After examining Oscar and talking with us, Dr. Crawford had some pro-active suggestions. First, he believes Oscar is ready for a sleep study. It is common for kids with SMA to hypoventilate in their sleep. The weak chest wall doesn’t allow strong enough exhales to release as much carbon dioxide from the lungs as a typical person can. While awake, many kids with SMA can just work a little harder to exhale. In sleep, the complete relaxation can cause hypoventilation. Oscar does wake frequently in the night, to ask for help in rolling over. There is a chance that this is caused by hypoventilation. A properly conducted sleep study will show whether or not that is the case. If Oscar is hypoventilating, then he will need to start using a BiPAP at night. This is a device that allows better flow of breath into and out of the lungs while sleeping, by wearing a mask that helps push air into his airway and allow for a full exhalation. Even if he is not hypoventilating, Dr. Crawford wants to consider the use of a BiPAP as a preventative measure, as it can help increase lung capacity and hold off some of the inevitable respiratory weakness caused by SMA.

In addition to the sleep study and possible BiPAP, Dr. Crawford wants to see Oscar back in six months to assess the progression of weakness in his spine and to consider the use of a TLSO (Thoracic Lumbo-Sacral Orthosis), also known as a body jacket, posture-corrector or back brace. Oscar suffers from kyphosis (curving forward of his spine), which in turn compromises his lung capacity and overall respiratory function. Oscar saw an orthopaedic doctor here in Rochester earlier this year who thought he did not yet need a TLSO. However, Dr. Crawford wants to keep a careful eye on Oscar’s spine and possibly prescribe a TLSO proactively. He said with SMA, he opts for these earlier than other doctors do, because changes in the spine can happen quickly and the TLSO can help preserve and even enhance what lung function and capability a young person with SMA has. So, in the coming months/year there may be some more big changes in store for us and for Oscar.
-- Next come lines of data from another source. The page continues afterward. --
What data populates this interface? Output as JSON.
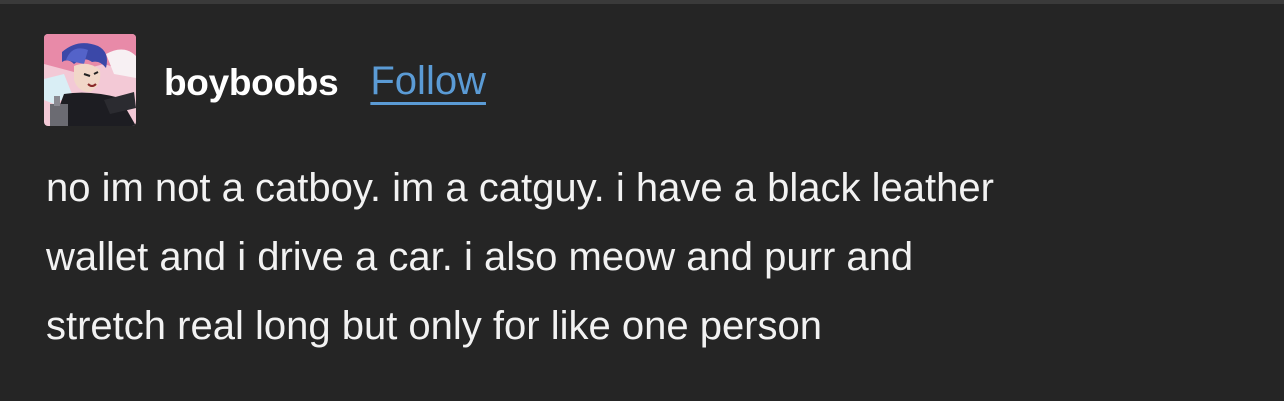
{
  "post": {
    "username": "boyboobs",
    "follow_label": "Follow",
    "avatar_icon": "anime-character-avatar",
    "body_lines": [
      "no im not a catboy. im a catguy. i have a black leather",
      "wallet and i drive a car. i also meow and purr and",
      "stretch real long but only for like one person"
    ]
  },
  "colors": {
    "background": "#252525",
    "text": "#f2f2f2",
    "link": "#5b9bd5"
  }
}
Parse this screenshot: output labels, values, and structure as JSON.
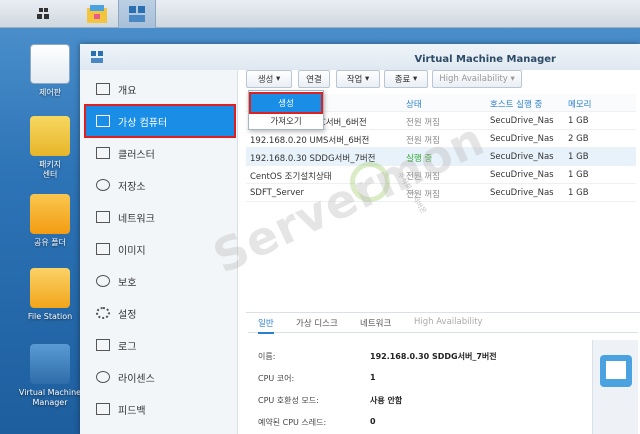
{
  "taskbar": {
    "items": [
      "main-menu-icon",
      "package-center-icon",
      "vmm-icon"
    ]
  },
  "desktop": {
    "icons": [
      {
        "label": "제어판",
        "icon": "control-panel-icon"
      },
      {
        "label": "패키지\n센터",
        "icon": "package-center-icon"
      },
      {
        "label": "공유 폴더",
        "icon": "shared-folder-icon"
      },
      {
        "label": "File Station",
        "icon": "file-station-icon"
      },
      {
        "label": "Virtual Machine\nManager",
        "icon": "vmm-icon"
      }
    ]
  },
  "window": {
    "title": "Virtual Machine Manager"
  },
  "sidebar": {
    "items": [
      {
        "label": "개요"
      },
      {
        "label": "가상 컴퓨터"
      },
      {
        "label": "클러스터"
      },
      {
        "label": "저장소"
      },
      {
        "label": "네트워크"
      },
      {
        "label": "이미지"
      },
      {
        "label": "보호"
      },
      {
        "label": "설정"
      },
      {
        "label": "로그"
      },
      {
        "label": "라이센스"
      },
      {
        "label": "피드백"
      }
    ]
  },
  "toolbar": {
    "create": "생성",
    "connect": "연결",
    "action": "작업",
    "shutdown": "종료",
    "ha": "High Availability"
  },
  "dropdown": {
    "create": "생성",
    "import": "가져오기"
  },
  "table": {
    "headers": [
      "",
      "상태",
      "호스트 실행 중",
      "메모리"
    ],
    "rows": [
      {
        "name": "",
        "status": "",
        "host": "",
        "memory": ""
      },
      {
        "name": "192.168.0.20 SFC서버_6버전",
        "status": "전원 꺼짐",
        "host": "SecuDrive_Nas",
        "memory": "1 GB"
      },
      {
        "name": "192.168.0.20 UMS서버_6버전",
        "status": "전원 꺼짐",
        "host": "SecuDrive_Nas",
        "memory": "2 GB"
      },
      {
        "name": "192.168.0.30 SDDG서버_7버전",
        "status": "실행 중",
        "host": "SecuDrive_Nas",
        "memory": "1 GB"
      },
      {
        "name": "CentOS 조기설치상태",
        "status": "전원 꺼짐",
        "host": "SecuDrive_Nas",
        "memory": "1 GB"
      },
      {
        "name": "SDFT_Server",
        "status": "전원 꺼짐",
        "host": "SecuDrive_Nas",
        "memory": "1 GB"
      }
    ]
  },
  "detail": {
    "tabs": [
      "일반",
      "가상 디스크",
      "네트워크",
      "High Availability"
    ],
    "props": [
      {
        "label": "이름:",
        "value": "192.168.0.30 SDDG서버_7버전"
      },
      {
        "label": "CPU 코어:",
        "value": "1"
      },
      {
        "label": "CPU 호환성 모드:",
        "value": "사용 안함"
      },
      {
        "label": "예약된 CPU 스레드:",
        "value": "0"
      }
    ]
  },
  "watermark": {
    "text": "Servermon",
    "sub": "주식회사 서버몬"
  },
  "colors": {
    "accent": "#1a8ee6",
    "highlight": "#e02020",
    "running": "#2aa52a"
  }
}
In many ways we were hoping Dr. Crawford would say we’re doing everything that can be done and there’s no need to change a thing. We were aware of sleep studies, the BiPAP machine, and the body jacket but we thought of all three of them as things that were in the distant future, nothing we needed to think about or really know about now. It was hard to hear that these interventions may be introduced soon. It brought right back up in our faces the reality of what SMA is: a progressive disease that requires a lot of medical attention to prevent rapid decline. It’s really hard to face that in relation to our little boy. Yet, if these interventions are going to prove helpful in the long run, we are grateful to be able to work with a doctor who is willing and able to take such a proactive approach. Dr. Crawford has worked with over 200 type 2 SMA patients in the last 25 years and has seen only three deaths. He was adamant that Oscar have a college fund, that Oscar will be going to college, that Oscar will need support in place one day to live without his parents taking care of his every need.

Despite the fact that the visit left us feeling, for several days, heavy, unsettled, and sad about looking SMA in its ugly face again, we are indeed thankful for the opportunity to have Oscar seen by one of the top SMA specialists in the country. We will continue to go back to Dr. Crawford, once or twice a year, as needed.

So, we soldier on, recalibrating our new normal once again. With each challenging opportunity to adapt to something new, we get better and better at navigating this life path.